What did I get wrong? It turns out that the bike share program is most useful for a few types of users that I hadn’t accounted for:
- People who live in downtown Minneapolis – many live in town houses or apartments and getting a bicycle in and out of their living space is a pain in the ass. Many are using Nice Ride bikes to speed up their commute to work or to run errands within the downtown metro.
- Visitors and tourists – while we’ve personally not used Nice Ride bikes for visitors (yet), it’s nice to know that the option exists. Friends visiting can now easily rent a couple of bikes and see the city on two wheels without their hosts having to possess a large cache of bicycles.
- Lunch time strollers – on many occasions I’ve heard of coworkers checking out a bike over their lunch hour to broaden their range of culinary options. Many of these people commute in by bus and a bike simply widens their range.
Another intangible benefit of the Nice Ride program is that it has put more practical bikes on the roads. The “typical” bicycle on Minneapolis streets is a single speed road bike, usually adorned with a skinny jean-wearing hipster. Nice Ride bikes feature a chain guard, fenders, internal hub, and dynamo-powered lights, making them some of the most accessible bikes on the streets. Most riders seem to forgo a helmet, though I have seen some bring their own.
The program has been so successful in its inaugural year that the city is already talking about expanding it, particularly in low income areas that were bypassed during the first wave. Not bad at all, Minneapolis.

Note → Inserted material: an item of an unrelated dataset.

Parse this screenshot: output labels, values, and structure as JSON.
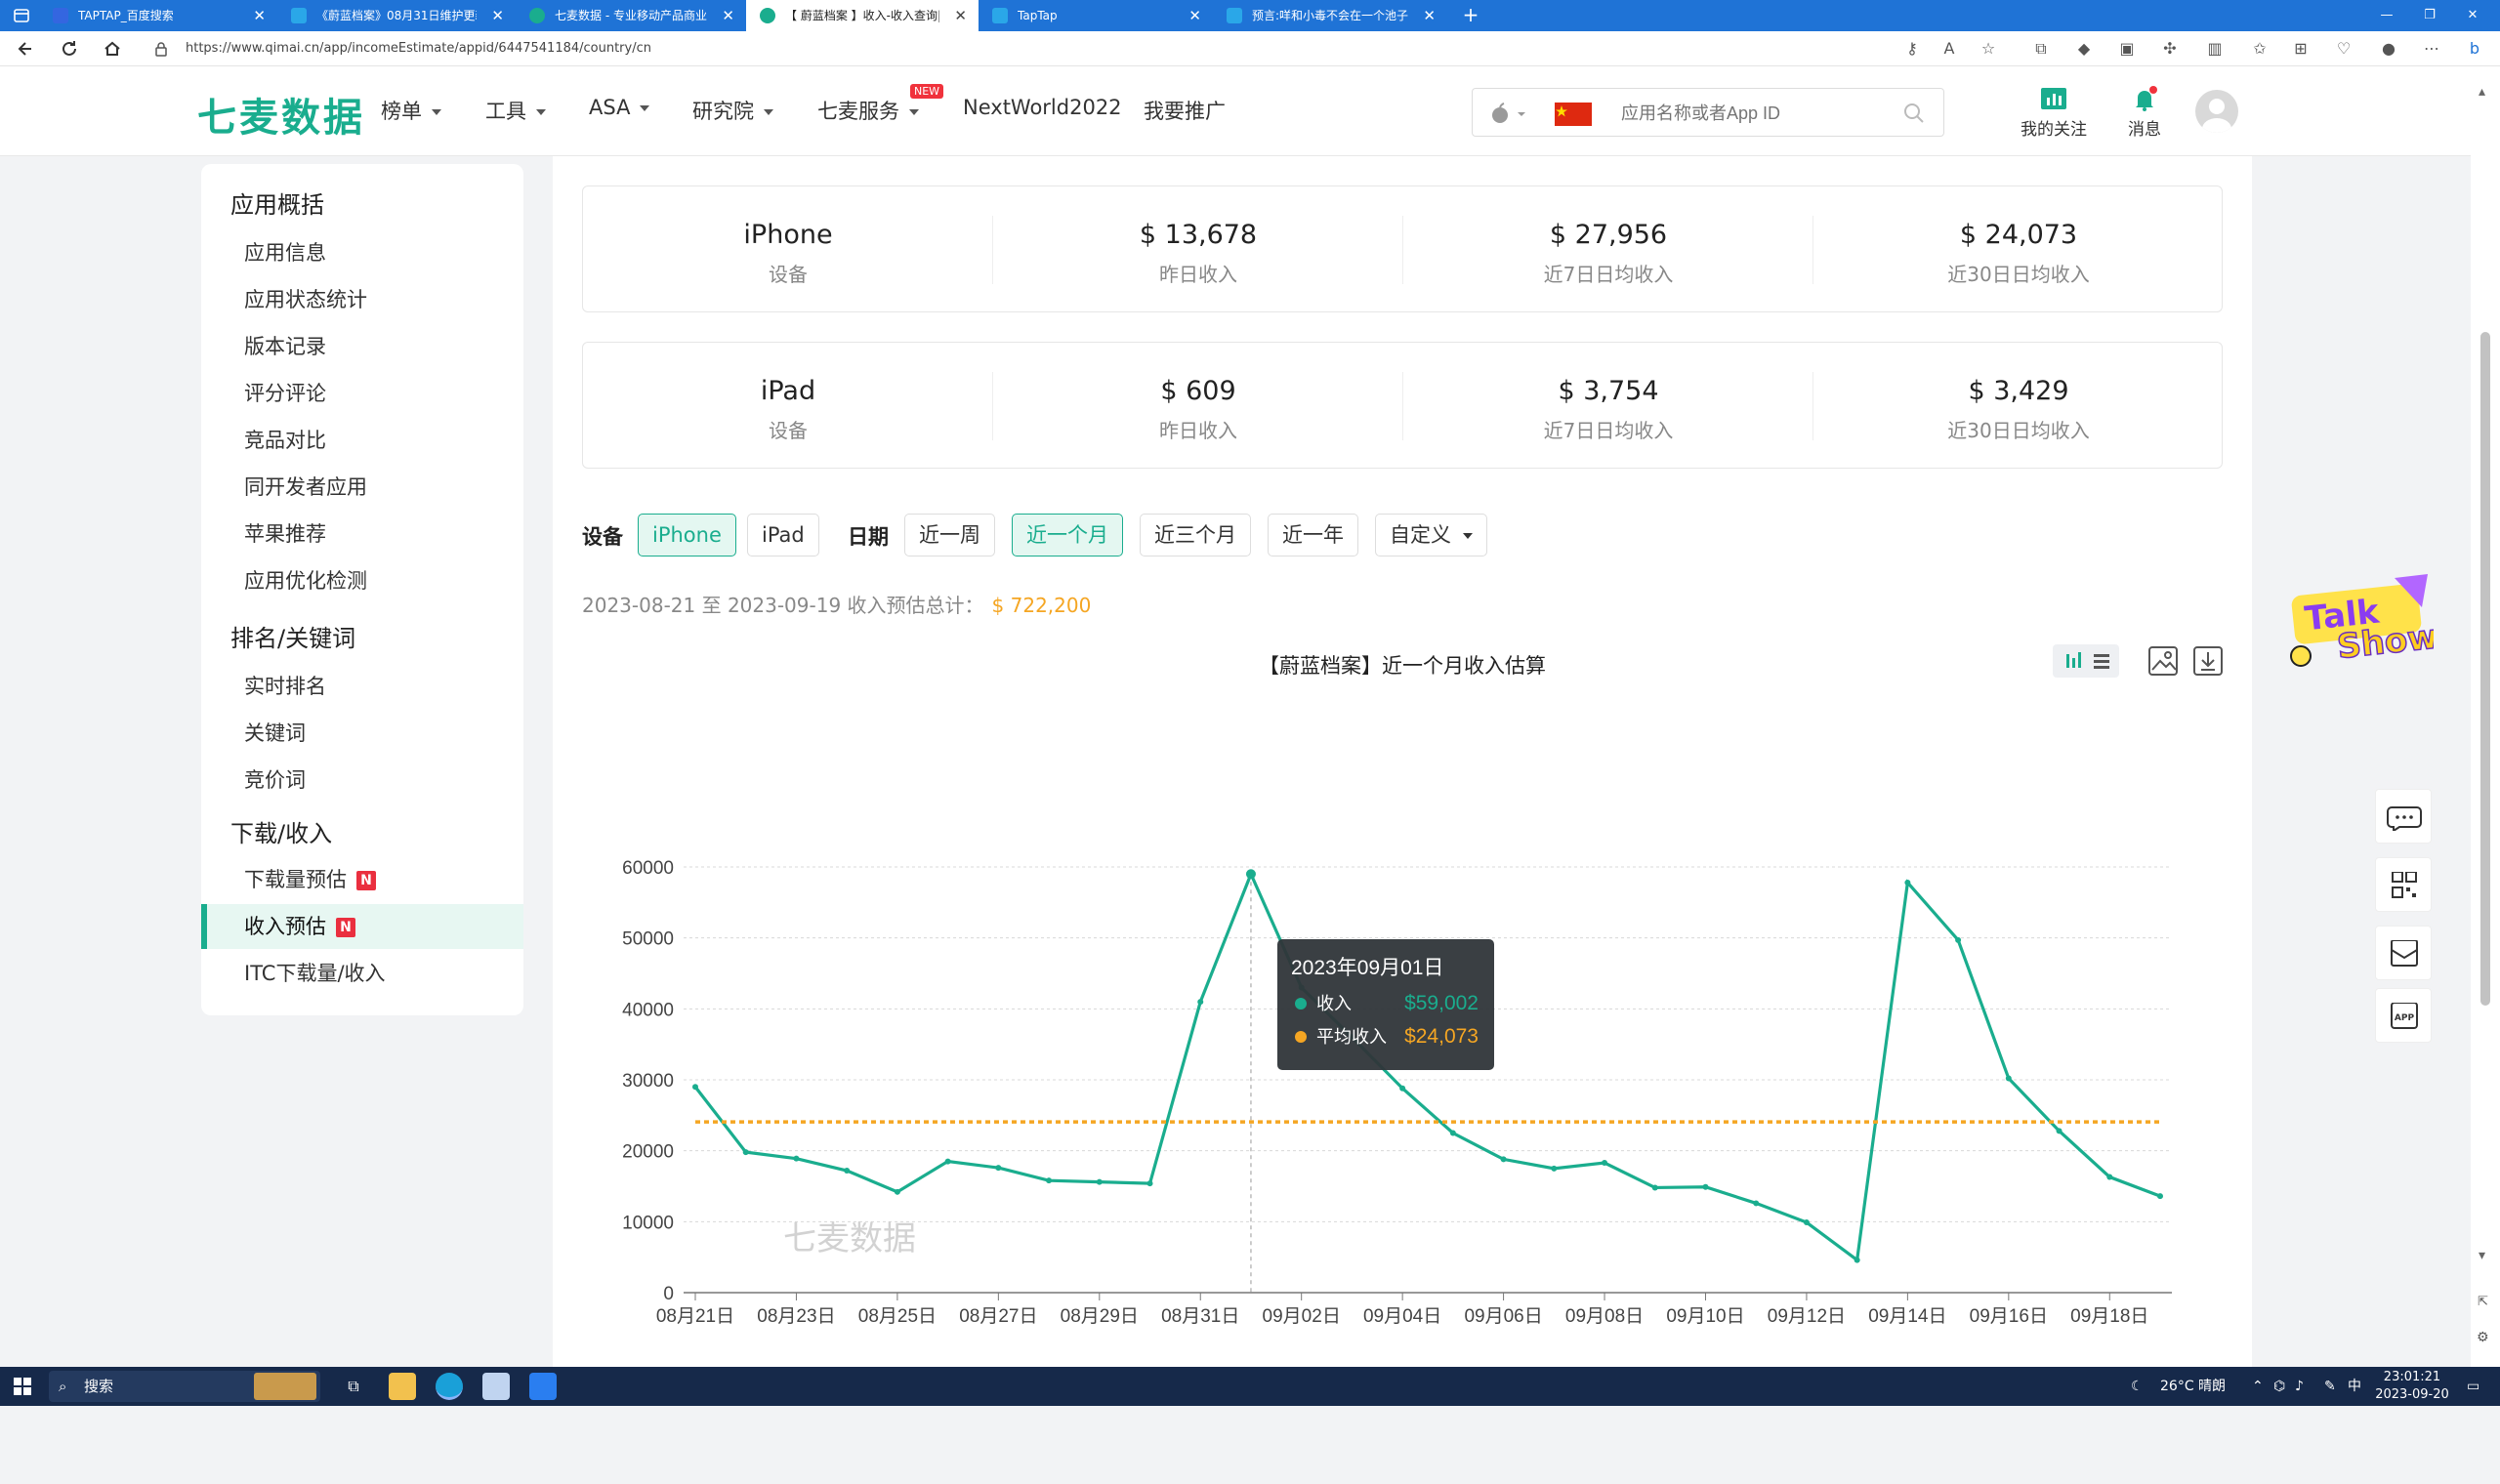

Mmmmmmm. Crow tastes awfully good when it’s in the best interest of advancing cycling as a viable transport option!